  • From: Richard A Steenbergen
  • Date: Tue Jun 20 19:30:55 2006

On Tue, Jun 20, 2006 at 05:06:27PM -0400, Ross Callon wrote:
> DoS against routers is of course a major concern. Using
> encryption has the potential of making DoS worse, in the
> sense that the amount of processing that a bogus packet
> can cause is increased by the amount of processing
> needed to check the authentication. If the router needs to
> check multiple keys in the keychain before declaring the
> segment as invalid, then this multiplies the effect of the
> DOS by the number of keys that need to be checked.

I'd still like someone to explain why we're wasting man hours, CPU time, 
filling up our router logs, and potentially making DoS easier, for an 
attack that doesn't exist. After that, I'd like them to explain why we 
need to devote more resources to protecting against the attack that 
already doesn't exist, and that is already protected against just fine 
even if it were to exist.

Of course any not completely insane implementation should be checking for 
a valid TCP window range (or an existing TCB for that matter) before 
wasting CPU time on an MD5 calculation. It's just not possible in reality 
for any sufficiently large number of packets to get through those check to 
then be affected by an MD5 DoS (unless of course you're peering with 7018, 
and the NSA has an extra copy of your packets laying around).

We already collectively wasted our time deploying MD5 passwords over a big 
scare that turned out to be nothing more than someone cracking open the 
manual and rediscovering how stuff worked all along. Why don't we spend 
our time going forward solving actual issues like filtering/announcement 
authentication, and stop trying to solve the non-existant problems.

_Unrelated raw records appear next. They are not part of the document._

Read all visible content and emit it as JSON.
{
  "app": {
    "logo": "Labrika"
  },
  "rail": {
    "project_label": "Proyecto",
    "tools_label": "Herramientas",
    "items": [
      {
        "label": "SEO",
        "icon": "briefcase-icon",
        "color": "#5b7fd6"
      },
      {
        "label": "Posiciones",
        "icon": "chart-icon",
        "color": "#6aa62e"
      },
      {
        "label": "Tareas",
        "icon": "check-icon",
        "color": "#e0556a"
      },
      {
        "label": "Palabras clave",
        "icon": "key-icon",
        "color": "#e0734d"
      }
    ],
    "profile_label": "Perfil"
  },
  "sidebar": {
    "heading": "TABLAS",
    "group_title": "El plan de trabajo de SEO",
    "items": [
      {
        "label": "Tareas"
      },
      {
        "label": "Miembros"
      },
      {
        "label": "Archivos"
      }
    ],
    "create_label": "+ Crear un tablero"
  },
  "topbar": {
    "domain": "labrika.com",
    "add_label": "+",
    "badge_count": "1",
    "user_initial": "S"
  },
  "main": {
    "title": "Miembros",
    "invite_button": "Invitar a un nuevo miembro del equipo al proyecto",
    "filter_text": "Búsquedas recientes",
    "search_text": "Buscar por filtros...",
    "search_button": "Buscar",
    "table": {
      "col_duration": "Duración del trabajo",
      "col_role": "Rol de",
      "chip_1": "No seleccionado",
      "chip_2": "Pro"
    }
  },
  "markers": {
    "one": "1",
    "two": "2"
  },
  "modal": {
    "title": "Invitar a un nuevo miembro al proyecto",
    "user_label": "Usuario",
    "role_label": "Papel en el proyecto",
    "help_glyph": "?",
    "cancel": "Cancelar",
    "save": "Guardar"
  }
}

Richard A Steenbergen <[email protected]>
GPG Key ID: 0xF8B12CBC (7535 7F59 8204 ED1F CC1C 53AF 4C41 5ECA F8B1 2CBC)